When I first began throwing pots I gravitated to throwing bowls. One of the challenges I faced was how to make the rim more interesting without sacrificing the bowl’s essential function. After much experimentation, I came upon my current incarnation of the split rim.
First: The Bowl
Begin by throwing a medium-to-large sized bowl, 8 inches (20 cm) in diameter or larger. Although the technique is possible with smaller bowls, it works best with larger ones. Thicken the rim by releasing the pressure of your fingers about ½ inch from the top. Try to maintain that thicker rim through all the subsequent pulls. When you achieve the size you want, smooth the rim with a chamois, then slightly flatten it with a rib (see 1).
Next, The Rim
Now, split the rim using a conical rubber-tipped tool (1). Making absolutely sure that the bowl is perfectly centered, carefully place the tool directly in the center of the rim and gently but firmly begin pressing the tool into the rim while supporting the outside of the rim with a sponge (2). Press down about 3⁄8 inch or until you feel you’ve produced two somewhat equal rims (3). Split the rim all in one motion; don’t stop the wheel until you’re finished. When doing the split, the inner rim will often begin to sag, so gently lift it up with you fingers until it closely matches the outer rim.
Next, smooth both rims with your fingers and a chamois so they’re approximately the same. If the space between the two rims is too V-shaped (too conical), carefully round and widen it to more of a U-shape with a tool that has a small rounded tip (4). Continue to tweak the two rims until they’re basically the same in thickness, contour, and size.
Stylizing the Rim
To add a little decoration to the rim, pinch the two sides together in eight equally spaced places. Make the first four pinches using the small dot guides on your plastic bat, which divides the circumference in four equal parts. Then, use your eye to make the remaining four pinches.
Take the rims between your thumb and middle finger and pinch them together firmly so they won’t separate later (5). Make sure your hand is supported (I use my leg) for maximum stability. Note: I use my right hand to do this, even though I use my left in the photo (see 5) so you can see what I’m doing. The eight pinches of the rim produce eight equal-size cup shapes on the rim (6).
This next step is optional. To create additional decoration or complexity in the rim, take your two index fingers of each hand and place them on either side of the pinched area of the rim and gently twist clockwise until the pinches are at an angle to the original contour of the rim (7). Smooth any irregularities in the pot with a sponge and chamois.
Now, roll out some ribbons of clay sufficient to cover the junction of the pinches (see 8). It’s also possible to use snakes of clay or any other form that will cover the pinched junctions to make them more uniform and help prevent cracking. Wet and then carefully bend the strips so they don’t crack, then place them over the pinched areas. Sometimes I apply eight ribbons. Other times I place four on every other pinch and attach four small balls of clay to the remaining four (8). I score one side of the ball and the attachment point on the twisted pinch. I dip only the scored part of the ball in some slip and firmly press it into the bowl, being careful not to distort the ball or the rim. Of course if there is distortion, you can easily fix it. Dry the finished bowl slowly to avoid cracking or separation at the junctures.

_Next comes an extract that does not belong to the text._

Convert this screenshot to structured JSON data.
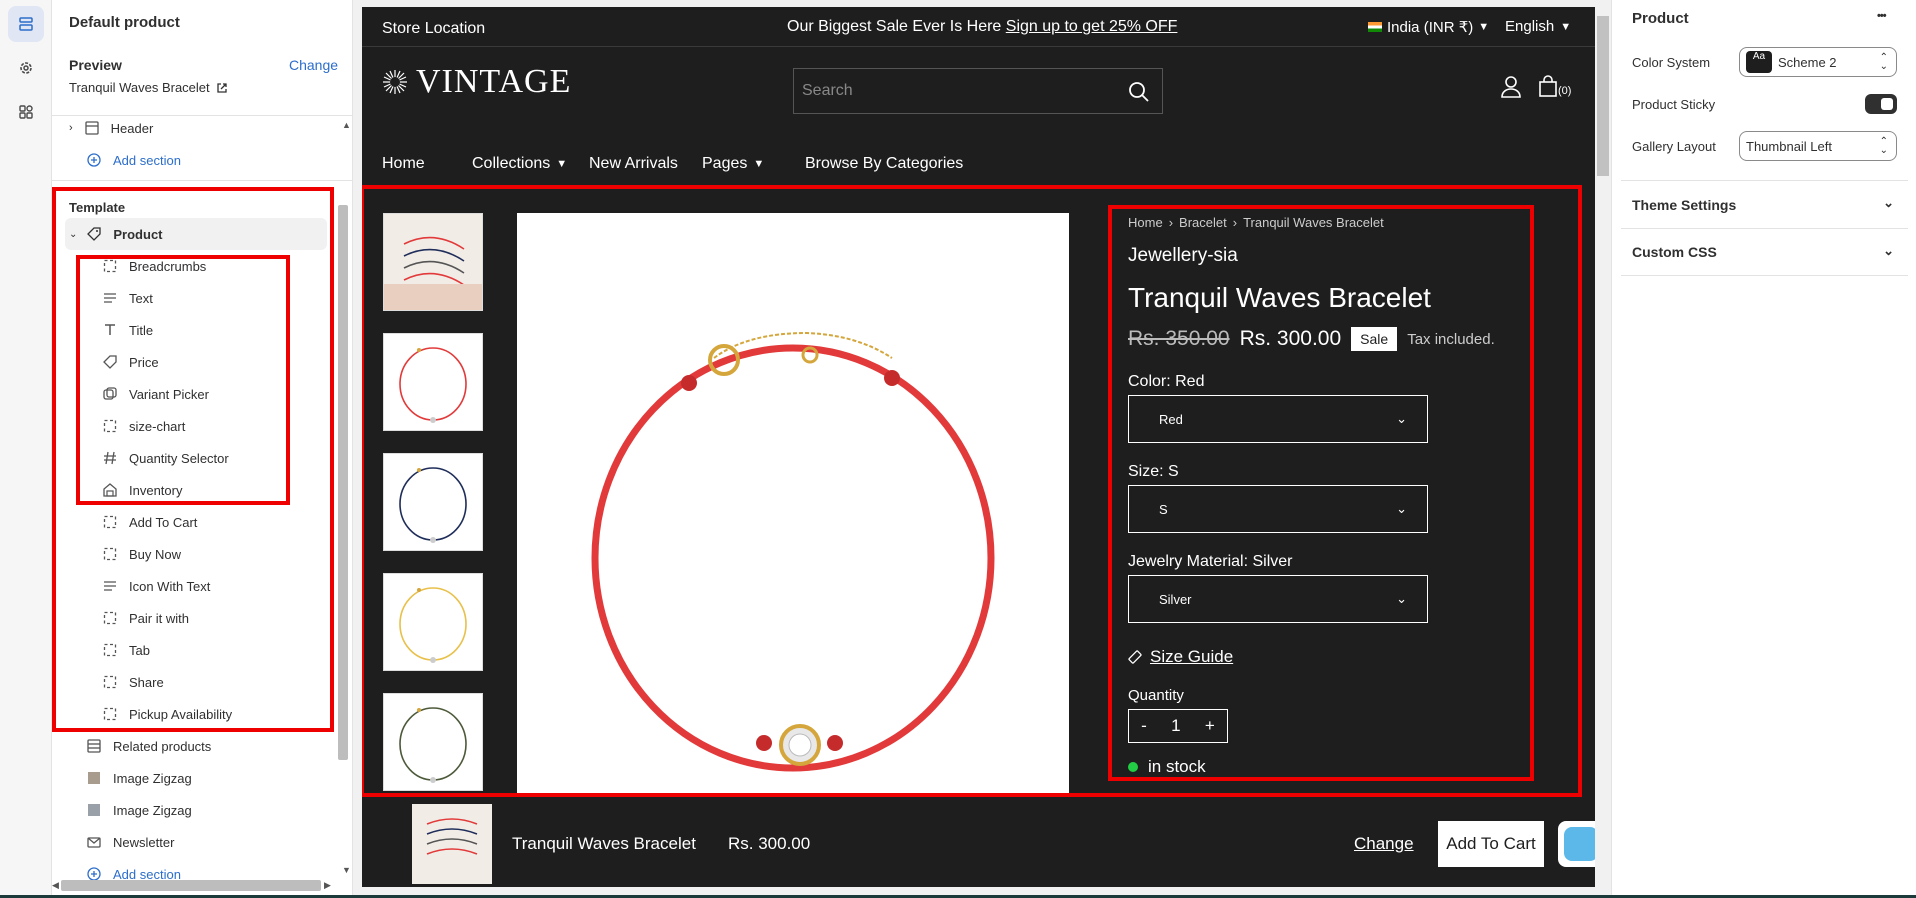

With my process as a guide, you can use your imagination and creativity to come up with many of your own variations. Have fun!

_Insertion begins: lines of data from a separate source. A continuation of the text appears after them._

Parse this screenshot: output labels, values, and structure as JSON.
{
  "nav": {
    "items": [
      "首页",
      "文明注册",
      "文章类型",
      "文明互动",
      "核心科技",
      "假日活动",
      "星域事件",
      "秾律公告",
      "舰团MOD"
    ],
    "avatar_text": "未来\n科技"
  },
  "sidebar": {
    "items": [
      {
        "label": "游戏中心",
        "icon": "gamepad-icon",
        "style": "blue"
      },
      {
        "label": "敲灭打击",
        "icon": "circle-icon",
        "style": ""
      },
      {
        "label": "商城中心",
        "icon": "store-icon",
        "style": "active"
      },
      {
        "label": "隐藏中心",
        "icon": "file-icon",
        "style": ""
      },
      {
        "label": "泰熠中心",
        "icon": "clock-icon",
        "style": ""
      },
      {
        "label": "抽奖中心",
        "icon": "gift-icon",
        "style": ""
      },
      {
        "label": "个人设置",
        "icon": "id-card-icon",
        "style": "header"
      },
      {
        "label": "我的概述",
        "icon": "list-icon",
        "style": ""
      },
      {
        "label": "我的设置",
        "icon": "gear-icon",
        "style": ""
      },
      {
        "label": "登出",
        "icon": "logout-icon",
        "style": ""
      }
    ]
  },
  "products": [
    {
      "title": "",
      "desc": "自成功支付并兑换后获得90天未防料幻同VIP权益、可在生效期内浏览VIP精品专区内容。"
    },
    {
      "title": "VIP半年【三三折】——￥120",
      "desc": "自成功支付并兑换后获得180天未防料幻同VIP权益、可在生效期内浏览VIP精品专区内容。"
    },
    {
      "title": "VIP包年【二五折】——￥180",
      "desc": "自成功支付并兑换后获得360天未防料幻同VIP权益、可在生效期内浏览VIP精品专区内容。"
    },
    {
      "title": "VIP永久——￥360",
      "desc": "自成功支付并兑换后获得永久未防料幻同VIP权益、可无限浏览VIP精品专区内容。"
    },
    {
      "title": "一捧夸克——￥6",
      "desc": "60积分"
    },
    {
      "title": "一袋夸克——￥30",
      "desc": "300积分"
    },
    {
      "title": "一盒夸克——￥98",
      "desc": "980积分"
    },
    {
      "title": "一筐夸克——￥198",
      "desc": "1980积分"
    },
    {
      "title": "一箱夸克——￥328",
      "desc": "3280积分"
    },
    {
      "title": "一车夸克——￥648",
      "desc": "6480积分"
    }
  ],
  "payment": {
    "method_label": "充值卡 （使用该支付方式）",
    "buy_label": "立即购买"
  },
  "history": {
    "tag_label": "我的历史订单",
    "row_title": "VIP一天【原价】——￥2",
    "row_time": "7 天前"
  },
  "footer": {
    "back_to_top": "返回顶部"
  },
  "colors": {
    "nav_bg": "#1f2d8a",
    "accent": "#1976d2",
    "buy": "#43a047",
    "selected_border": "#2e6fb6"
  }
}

Stan Slotter is a professional musician who turned to clay 25 years ago when seeking another source of creative expression.

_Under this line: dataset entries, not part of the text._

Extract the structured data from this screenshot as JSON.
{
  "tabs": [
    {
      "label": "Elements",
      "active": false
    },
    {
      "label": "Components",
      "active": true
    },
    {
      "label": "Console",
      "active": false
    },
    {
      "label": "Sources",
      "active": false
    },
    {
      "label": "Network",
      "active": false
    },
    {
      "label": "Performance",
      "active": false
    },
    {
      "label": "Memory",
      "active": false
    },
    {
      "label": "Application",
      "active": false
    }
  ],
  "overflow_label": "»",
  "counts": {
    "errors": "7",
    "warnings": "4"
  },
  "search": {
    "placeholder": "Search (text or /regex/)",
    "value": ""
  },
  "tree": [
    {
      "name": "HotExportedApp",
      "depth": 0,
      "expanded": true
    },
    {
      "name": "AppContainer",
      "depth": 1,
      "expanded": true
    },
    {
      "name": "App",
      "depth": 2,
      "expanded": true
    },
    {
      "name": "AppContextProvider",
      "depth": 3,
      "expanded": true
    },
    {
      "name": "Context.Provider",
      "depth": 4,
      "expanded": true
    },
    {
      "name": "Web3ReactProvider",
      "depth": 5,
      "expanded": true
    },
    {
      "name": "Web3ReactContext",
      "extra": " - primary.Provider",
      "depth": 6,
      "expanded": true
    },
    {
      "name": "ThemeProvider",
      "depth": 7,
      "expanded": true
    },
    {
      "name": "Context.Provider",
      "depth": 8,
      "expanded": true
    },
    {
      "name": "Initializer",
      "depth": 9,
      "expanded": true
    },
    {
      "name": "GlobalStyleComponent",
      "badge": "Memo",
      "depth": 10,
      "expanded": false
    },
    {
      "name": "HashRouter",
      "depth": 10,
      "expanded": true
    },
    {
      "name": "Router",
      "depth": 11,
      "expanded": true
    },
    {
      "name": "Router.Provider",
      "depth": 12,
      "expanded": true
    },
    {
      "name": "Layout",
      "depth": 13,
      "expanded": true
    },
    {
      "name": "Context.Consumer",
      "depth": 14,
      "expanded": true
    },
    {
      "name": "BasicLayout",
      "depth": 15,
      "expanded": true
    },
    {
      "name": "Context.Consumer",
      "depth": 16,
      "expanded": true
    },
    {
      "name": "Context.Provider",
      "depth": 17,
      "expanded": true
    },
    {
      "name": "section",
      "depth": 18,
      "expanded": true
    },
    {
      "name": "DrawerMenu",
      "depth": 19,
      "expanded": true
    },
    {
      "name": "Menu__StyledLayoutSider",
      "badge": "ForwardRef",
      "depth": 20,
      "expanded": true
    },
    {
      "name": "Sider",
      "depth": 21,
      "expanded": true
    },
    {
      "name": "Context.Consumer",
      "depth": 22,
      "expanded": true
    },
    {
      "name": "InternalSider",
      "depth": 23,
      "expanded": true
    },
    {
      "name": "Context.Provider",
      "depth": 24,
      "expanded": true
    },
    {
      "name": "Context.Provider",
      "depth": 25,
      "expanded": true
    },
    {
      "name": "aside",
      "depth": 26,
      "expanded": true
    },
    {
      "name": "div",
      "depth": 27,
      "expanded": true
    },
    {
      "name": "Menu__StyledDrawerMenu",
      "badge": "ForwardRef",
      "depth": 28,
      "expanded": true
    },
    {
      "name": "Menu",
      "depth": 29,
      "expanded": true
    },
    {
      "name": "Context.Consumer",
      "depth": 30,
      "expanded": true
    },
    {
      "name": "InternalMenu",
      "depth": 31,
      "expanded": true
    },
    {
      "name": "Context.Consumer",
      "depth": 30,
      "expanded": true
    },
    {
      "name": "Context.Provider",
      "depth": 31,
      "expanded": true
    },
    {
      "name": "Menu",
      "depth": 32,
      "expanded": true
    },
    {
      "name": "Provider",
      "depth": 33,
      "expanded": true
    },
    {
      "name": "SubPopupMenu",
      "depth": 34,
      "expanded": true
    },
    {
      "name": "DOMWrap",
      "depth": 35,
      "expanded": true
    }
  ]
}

Process photos: Myra Bellin.
Finished photo: Jordan Cassway.
Subscriber Extras: Video and Images
Here, you can view the clip, Altering Rims by Jen Allen. You are able to purchase the full DVD, here https://ceramicartsnetwork.org/shop/darted-decorated-with-jennifer-allen/.